How Do I Thank God for THAT?
I pour myself another cup of coffee and hear a semi truck’s rumbling exhales on the road outside. A friend’s question has been tumbling through my head this last week and a half.
“I know I can thank God for even the hard things in my life — and with hindsight now, I can see where he’s brought beauty in those things — but in my child’s life?” she types. ” To thank him for abuse in her life? How do I do that? Am I supposed to?”
The question hangs in cyberspace as I read it, ponder it, and then walk away to give it the thought it deserves. In the busy two weeks that follow, it tickles my brain.
At two women’s retreats, I join other lovely speakers to talk on the theme of “Chased by Grace.” In my sessions on Nehemiah, we walk through hope-infused stories of a refugeed people standing up from the rubble in their lives, strapping on swords, and rousing to “Fight for your brothers, your sons and daughters, your husbands and wives, and your homes.” “…And our God is fighting for us!” Nehemiah yells.
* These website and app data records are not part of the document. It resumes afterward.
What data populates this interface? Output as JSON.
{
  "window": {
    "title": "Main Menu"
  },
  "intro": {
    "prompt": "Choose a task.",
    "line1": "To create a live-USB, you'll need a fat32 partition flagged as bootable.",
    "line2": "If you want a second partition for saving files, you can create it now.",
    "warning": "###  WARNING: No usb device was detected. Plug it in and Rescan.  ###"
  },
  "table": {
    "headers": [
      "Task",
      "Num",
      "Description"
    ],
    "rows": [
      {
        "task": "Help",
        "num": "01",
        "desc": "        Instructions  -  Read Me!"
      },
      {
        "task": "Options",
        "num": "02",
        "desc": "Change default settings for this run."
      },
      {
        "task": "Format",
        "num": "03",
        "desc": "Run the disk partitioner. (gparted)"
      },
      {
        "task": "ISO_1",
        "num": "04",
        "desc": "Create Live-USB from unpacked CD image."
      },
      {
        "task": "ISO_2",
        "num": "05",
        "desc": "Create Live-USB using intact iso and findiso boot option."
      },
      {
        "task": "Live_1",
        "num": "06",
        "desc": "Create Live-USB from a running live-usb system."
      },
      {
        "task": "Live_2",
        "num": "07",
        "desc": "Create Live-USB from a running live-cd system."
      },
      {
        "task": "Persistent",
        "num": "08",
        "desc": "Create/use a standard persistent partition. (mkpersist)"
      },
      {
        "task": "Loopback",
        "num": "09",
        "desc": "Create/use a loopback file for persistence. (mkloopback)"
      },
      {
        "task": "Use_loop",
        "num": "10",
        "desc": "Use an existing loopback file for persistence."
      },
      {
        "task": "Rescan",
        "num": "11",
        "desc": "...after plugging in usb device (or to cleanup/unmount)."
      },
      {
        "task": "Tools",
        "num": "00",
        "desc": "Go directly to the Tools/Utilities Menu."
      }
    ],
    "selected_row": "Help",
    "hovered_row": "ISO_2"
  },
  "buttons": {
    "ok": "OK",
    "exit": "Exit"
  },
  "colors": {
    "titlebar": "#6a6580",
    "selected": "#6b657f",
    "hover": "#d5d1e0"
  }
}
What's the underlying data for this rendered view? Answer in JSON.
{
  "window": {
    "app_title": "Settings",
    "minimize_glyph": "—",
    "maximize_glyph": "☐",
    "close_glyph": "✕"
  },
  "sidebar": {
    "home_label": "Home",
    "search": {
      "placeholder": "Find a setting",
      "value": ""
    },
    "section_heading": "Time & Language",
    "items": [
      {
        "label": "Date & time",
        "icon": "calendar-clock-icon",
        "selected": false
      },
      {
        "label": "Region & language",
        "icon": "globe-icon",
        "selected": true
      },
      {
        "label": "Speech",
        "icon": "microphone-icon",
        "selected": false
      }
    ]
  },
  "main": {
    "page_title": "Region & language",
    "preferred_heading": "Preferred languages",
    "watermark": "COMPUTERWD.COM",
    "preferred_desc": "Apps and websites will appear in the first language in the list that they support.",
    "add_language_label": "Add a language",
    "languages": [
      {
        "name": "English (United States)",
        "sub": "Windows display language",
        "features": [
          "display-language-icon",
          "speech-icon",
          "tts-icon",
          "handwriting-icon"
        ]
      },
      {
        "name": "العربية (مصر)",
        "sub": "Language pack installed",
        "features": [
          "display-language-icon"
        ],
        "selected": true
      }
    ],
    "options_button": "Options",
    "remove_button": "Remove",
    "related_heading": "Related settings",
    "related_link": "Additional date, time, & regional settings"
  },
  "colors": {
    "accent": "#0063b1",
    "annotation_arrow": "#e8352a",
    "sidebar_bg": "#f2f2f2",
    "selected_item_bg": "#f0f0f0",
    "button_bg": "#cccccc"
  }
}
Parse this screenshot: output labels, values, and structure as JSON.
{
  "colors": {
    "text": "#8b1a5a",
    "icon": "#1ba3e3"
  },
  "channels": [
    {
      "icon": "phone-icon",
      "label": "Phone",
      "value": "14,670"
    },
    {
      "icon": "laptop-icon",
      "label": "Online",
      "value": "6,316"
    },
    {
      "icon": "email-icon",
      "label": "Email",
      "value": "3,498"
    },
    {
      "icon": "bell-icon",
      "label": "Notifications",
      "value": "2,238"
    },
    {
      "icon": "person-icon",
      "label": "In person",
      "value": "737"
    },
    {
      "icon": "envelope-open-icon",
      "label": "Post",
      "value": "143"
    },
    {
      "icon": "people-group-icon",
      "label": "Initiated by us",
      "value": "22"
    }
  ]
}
Again and again in that historical account from the 400s BC, we see God’s huge hand bringing beauty from rubble. An expert Architect, he rebuilds the ruins of a city and the ruins of peoples’ lives. And he did it in such a way that the enemies and surrounding nations realized that “this work had been done with the help of our God.”
Back home from the retreats, a blonde-haired friend and I text about an upcoming informational breakfast against human trafficking. In addition to going, we decide to sponsor a table, rallying more people to fight against human trafficking and to rescue women and teens. (Want to join us? Nov. 2 in Minneapolis. It’s free! Let me know.) We talk details and I slip my red phone back into the wooden bowl on the counter. Thinking of young girls and guys trapped in sexual slavery sinks sadness into me. Even that, God? What does it look like to give thanks in everything?
Curled up on the couch with my Bible and study materials, I come across the familiar verse in 1 Thessalonians 5:18 (“…in everything, give thanks…”) and suddenly a grammar preposition changes everything. It didn’t say “FOR everything, give thanks” but “IN everything” — like through everything, in all circumstances, not for all circumstances.
This freedom, then, to not have to say thank you for abuse on children, for cancer in healthy cells, for poverty around the world– for whatever hard things wait for you back home.
This injunction, this invitation, to– in all circumstances– still thank God:
-that he is big enough to handle even this
-that he can be trusted to rebuild this ruin and bring beauty from even this
-that he has a track record of restoring and redeeming the broken fallout of other humans’ bad choices.
This tremulous release of opening hands to say, Okay, even in this, even in this, somehow…
-That even in our dark moments, in our hurt and pain, we can cry out like David in the Psalms, “Lord, slay the wicked!” and you get even that, God.
-That you are the Perfect Judge before whom we must all stand one day and give an account for every word and deed.
And that you are in the business of restoring lives, rescuing the widows and the orphans, and you call us to “Stand up and fight (alongside you).” Fight for your brothers, your sisters, your sons and daughters, your husbands/wives, your nieces and nephews, your grand-kids, and neighbors. “Our God will fight for us!”
And, in this, I can give thanks and unclench my hands.
I love hearing from you. What hard things can you list in the “even this…” pile? (Those getting this via email can click here to join the conversation.)
(Linking with Emily.)
Note: Perpetrators still need to be reported, processed, punished; survivors still need to be believed, rescued, counseled. For a helpful poignant book on surviving abuse, I appreciated Mary DeMuth’s book “Thin Places.”